HOW TO COMPLETE THIS TASK.
Every record should be copied exactly, except that pictures are to be omitted.

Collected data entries
"""
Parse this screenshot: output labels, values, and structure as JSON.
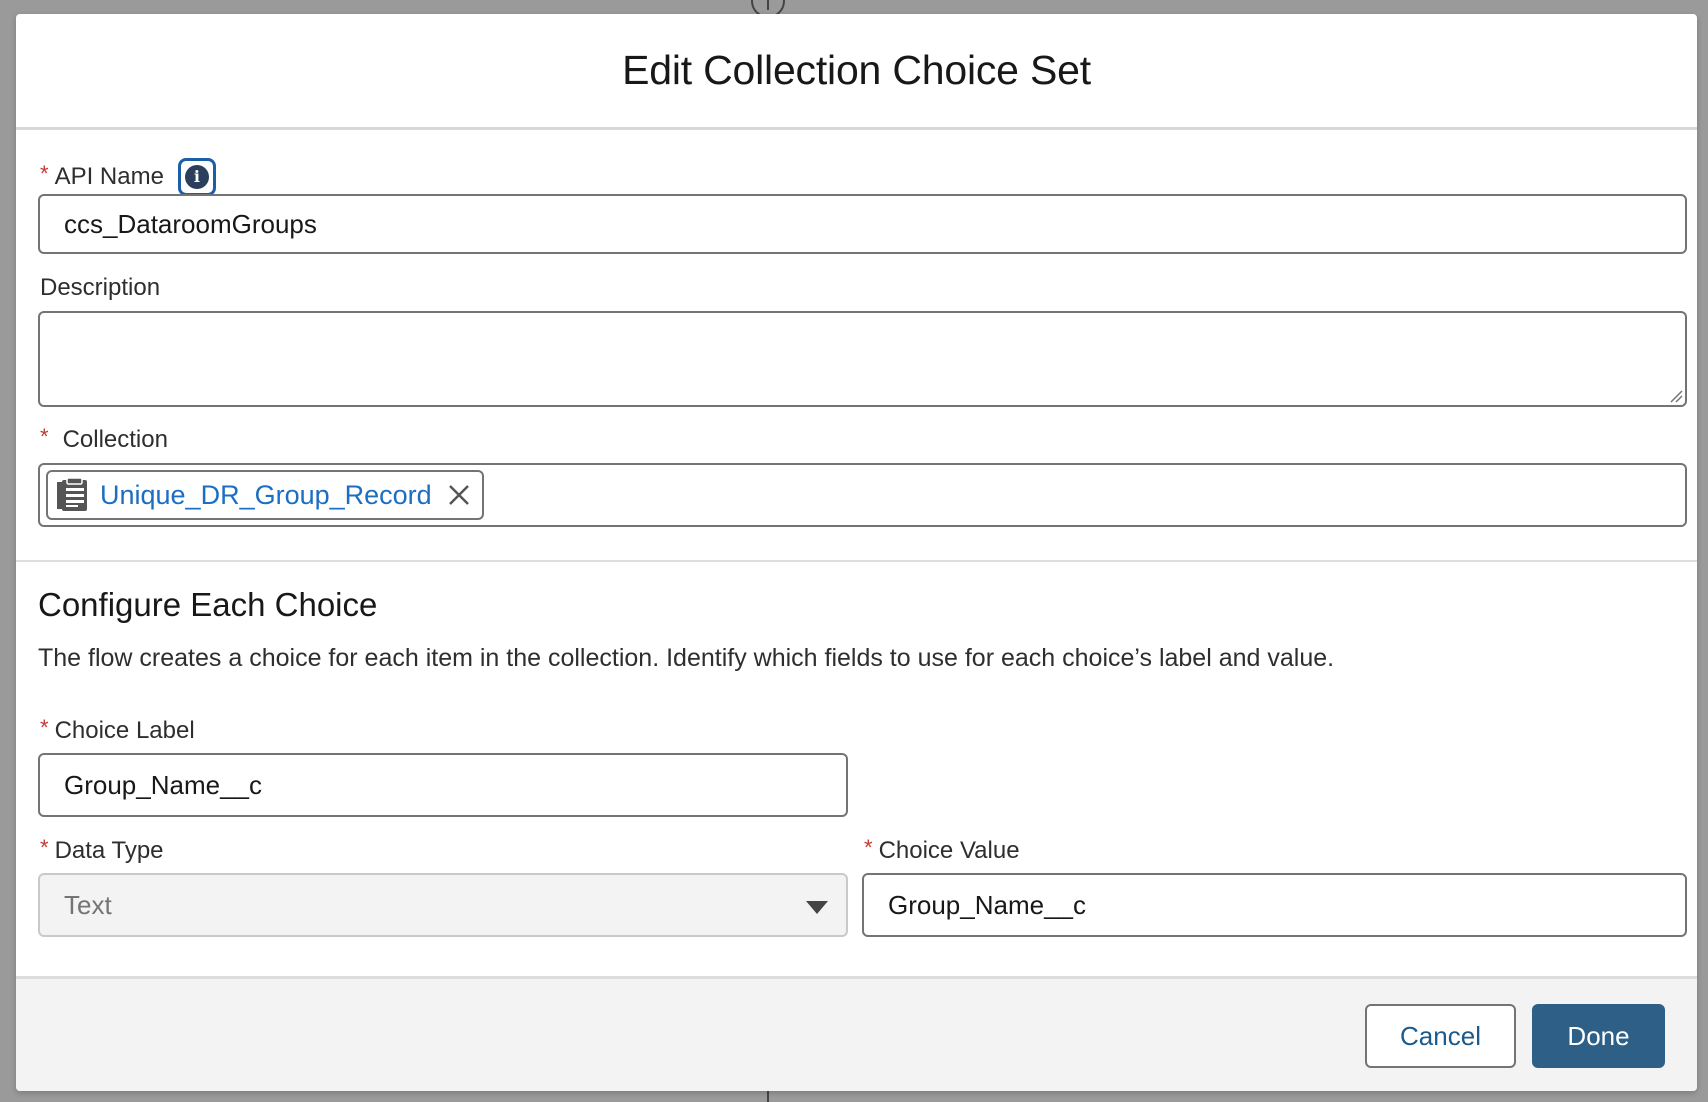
{
  "modal": {
    "title": "Edit Collection Choice Set"
  },
  "fields": {
    "api_name": {
      "label": "API Name",
      "required": "*",
      "value": "ccs_DataroomGroups",
      "info_icon": "info-icon"
    },
    "description": {
      "label": "Description",
      "value": ""
    },
    "collection": {
      "label": "Collection",
      "required": "*",
      "selected": "Unique_DR_Group_Record",
      "pill_icon": "collection-icon",
      "remove_icon": "close-icon"
    }
  },
  "configure": {
    "title": "Configure Each Choice",
    "description": "The flow creates a choice for each item in the collection. Identify which fields to use for each choice’s label and value.",
    "choice_label": {
      "label": "Choice Label",
      "required": "*",
      "value": "Group_Name__c"
    },
    "data_type": {
      "label": "Data Type",
      "required": "*",
      "value": "Text",
      "disabled": true
    },
    "choice_value": {
      "label": "Choice Value",
      "required": "*",
      "value": "Group_Name__c"
    }
  },
  "footer": {
    "cancel_label": "Cancel",
    "done_label": "Done"
  },
  "colors": {
    "brand_button": "#2e5f86",
    "link_blue": "#1b6ec2",
    "required_red": "#c23934",
    "footer_bg": "#f3f3f3",
    "backdrop": "#9a9a9a"
  }
}
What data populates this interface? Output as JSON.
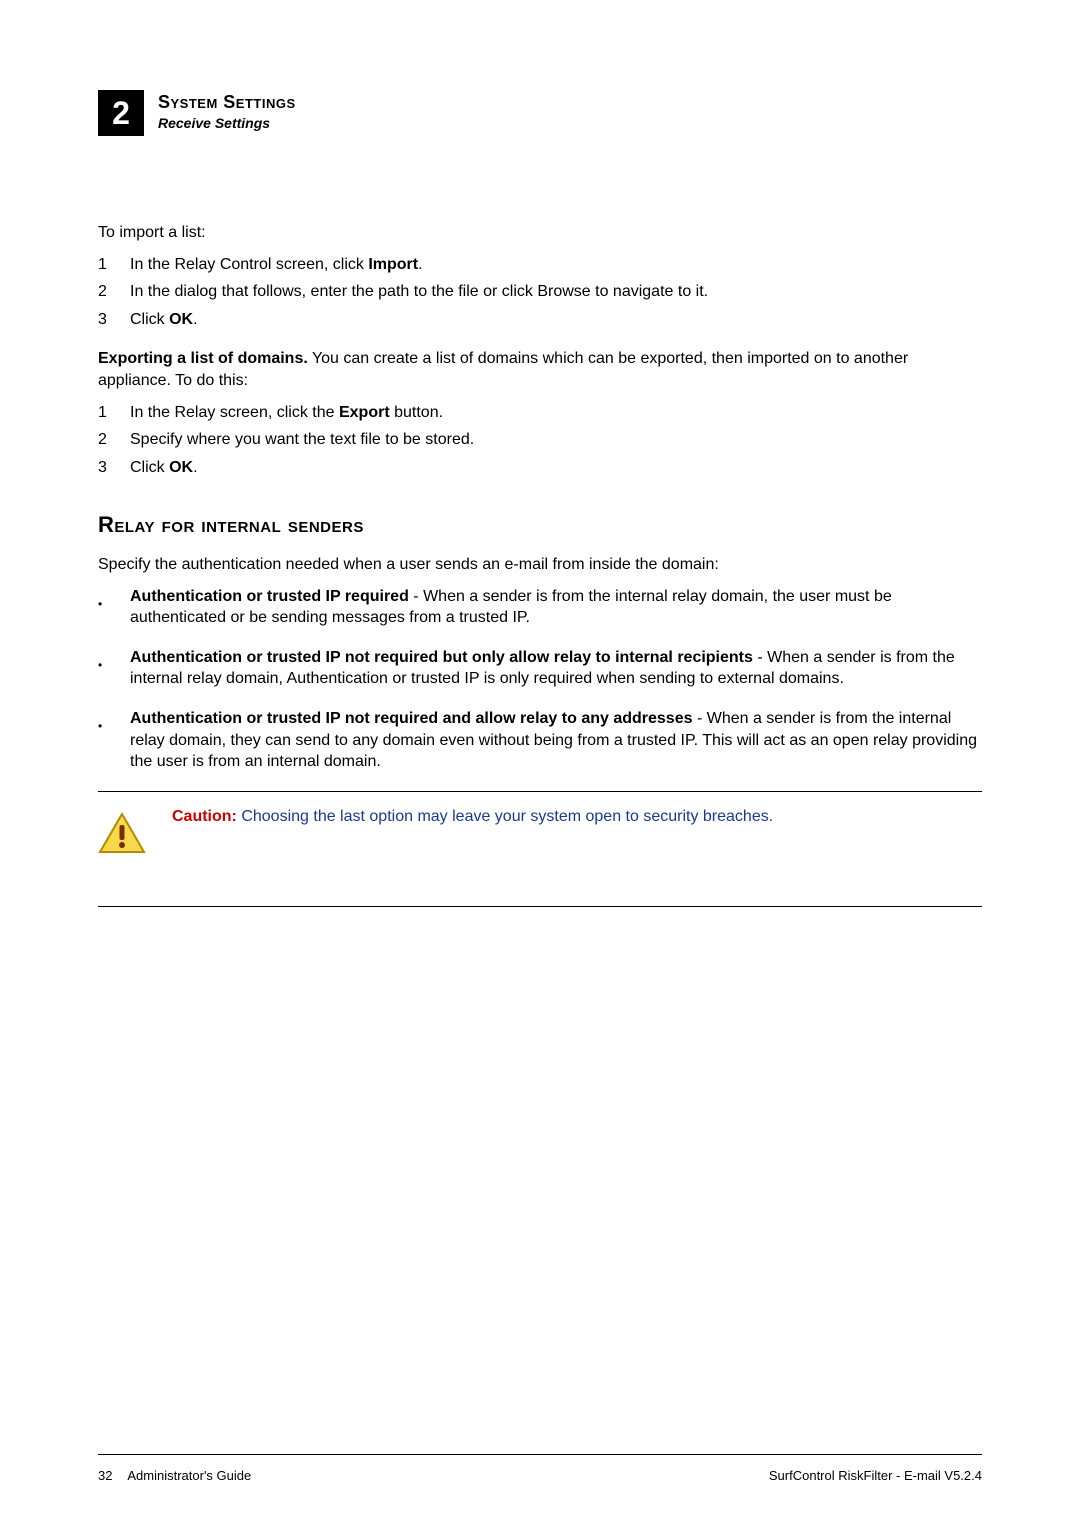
{
  "header": {
    "chapter_number": "2",
    "title": "System Settings",
    "subtitle": "Receive Settings"
  },
  "intro": "To import a list:",
  "import_steps": [
    {
      "n": "1",
      "prefix": "In the Relay Control screen, click ",
      "bold": "Import",
      "suffix": "."
    },
    {
      "n": "2",
      "prefix": "In the dialog that follows, enter the path to the file or click Browse to navigate to it.",
      "bold": "",
      "suffix": ""
    },
    {
      "n": "3",
      "prefix": "Click ",
      "bold": "OK",
      "suffix": "."
    }
  ],
  "export_lead_bold": "Exporting a list of domains.",
  "export_lead_rest": " You can create a list of domains which can be exported, then imported on to another appliance. To do this:",
  "export_steps": [
    {
      "n": "1",
      "prefix": "In the Relay screen, click the ",
      "bold": "Export",
      "suffix": " button."
    },
    {
      "n": "2",
      "prefix": "Specify where you want the text file to be stored.",
      "bold": "",
      "suffix": ""
    },
    {
      "n": "3",
      "prefix": "Click ",
      "bold": "OK",
      "suffix": "."
    }
  ],
  "section_heading": "Relay for internal senders",
  "section_intro": "Specify the authentication needed when a user sends an e-mail from inside the domain:",
  "bullets": [
    {
      "bold": "Authentication or trusted IP required",
      "rest": " - When a sender is from the internal relay domain, the user must be authenticated or be sending messages from a trusted IP."
    },
    {
      "bold": "Authentication or trusted IP not required but only allow relay to internal recipients",
      "rest": " - When a sender is from the internal relay domain, Authentication or trusted IP is only required when sending to external domains."
    },
    {
      "bold": "Authentication or trusted IP not required and allow relay to any addresses",
      "rest": " - When a sender is from the internal relay domain, they can send to any domain even without being from a trusted IP. This will act as an open relay providing the user is from an internal domain."
    }
  ],
  "caution": {
    "label": "Caution:",
    "text": "  Choosing the last option may leave your system open to security breaches."
  },
  "footer": {
    "page": "32",
    "left": "Administrator's Guide",
    "right": "SurfControl RiskFilter - E-mail V5.2.4"
  }
}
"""
WRITTEN SOLUTION.
Parse this screenshot: output labels, values, and structure as JSON.
{
  "modal": {
    "title": "Edit Collection Choice Set"
  },
  "fields": {
    "api_name": {
      "label": "API Name",
      "required": "*",
      "value": "ccs_DataroomGroups",
      "info_icon": "info-icon"
    },
    "description": {
      "label": "Description",
      "value": ""
    },
    "collection": {
      "label": "Collection",
      "required": "*",
      "selected": "Unique_DR_Group_Record",
      "pill_icon": "collection-icon",
      "remove_icon": "close-icon"
    }
  },
  "configure": {
    "title": "Configure Each Choice",
    "description": "The flow creates a choice for each item in the collection. Identify which fields to use for each choice’s label and value.",
    "choice_label": {
      "label": "Choice Label",
      "required": "*",
      "value": "Group_Name__c"
    },
    "data_type": {
      "label": "Data Type",
      "required": "*",
      "value": "Text",
      "disabled": true
    },
    "choice_value": {
      "label": "Choice Value",
      "required": "*",
      "value": "Group_Name__c"
    }
  },
  "footer": {
    "cancel_label": "Cancel",
    "done_label": "Done"
  },
  "colors": {
    "brand_button": "#2e5f86",
    "link_blue": "#1b6ec2",
    "required_red": "#c23934",
    "footer_bg": "#f3f3f3",
    "backdrop": "#9a9a9a"
  }
}
What data populates this interface? Output as JSON.
{
  "header": {
    "chapter_number": "2",
    "title": "System Settings",
    "subtitle": "Receive Settings"
  },
  "intro": "To import a list:",
  "import_steps": [
    {
      "n": "1",
      "prefix": "In the Relay Control screen, click ",
      "bold": "Import",
      "suffix": "."
    },
    {
      "n": "2",
      "prefix": "In the dialog that follows, enter the path to the file or click Browse to navigate to it.",
      "bold": "",
      "suffix": ""
    },
    {
      "n": "3",
      "prefix": "Click ",
      "bold": "OK",
      "suffix": "."
    }
  ],
  "export_lead_bold": "Exporting a list of domains.",
  "export_lead_rest": " You can create a list of domains which can be exported, then imported on to another appliance. To do this:",
  "export_steps": [
    {
      "n": "1",
      "prefix": "In the Relay screen, click the ",
      "bold": "Export",
      "suffix": " button."
    },
    {
      "n": "2",
      "prefix": "Specify where you want the text file to be stored.",
      "bold": "",
      "suffix": ""
    },
    {
      "n": "3",
      "prefix": "Click ",
      "bold": "OK",
      "suffix": "."
    }
  ],
  "section_heading": "Relay for internal senders",
  "section_intro": "Specify the authentication needed when a user sends an e-mail from inside the domain:",
  "bullets": [
    {
      "bold": "Authentication or trusted IP required",
      "rest": " - When a sender is from the internal relay domain, the user must be authenticated or be sending messages from a trusted IP."
    },
    {
      "bold": "Authentication or trusted IP not required but only allow relay to internal recipients",
      "rest": " - When a sender is from the internal relay domain, Authentication or trusted IP is only required when sending to external domains."
    },
    {
      "bold": "Authentication or trusted IP not required and allow relay to any addresses",
      "rest": " - When a sender is from the internal relay domain, they can send to any domain even without being from a trusted IP. This will act as an open relay providing the user is from an internal domain."
    }
  ],
  "caution": {
    "label": "Caution:",
    "text": "  Choosing the last option may leave your system open to security breaches."
  },
  "footer": {
    "page": "32",
    "left": "Administrator's Guide",
    "right": "SurfControl RiskFilter - E-mail V5.2.4"
  }
}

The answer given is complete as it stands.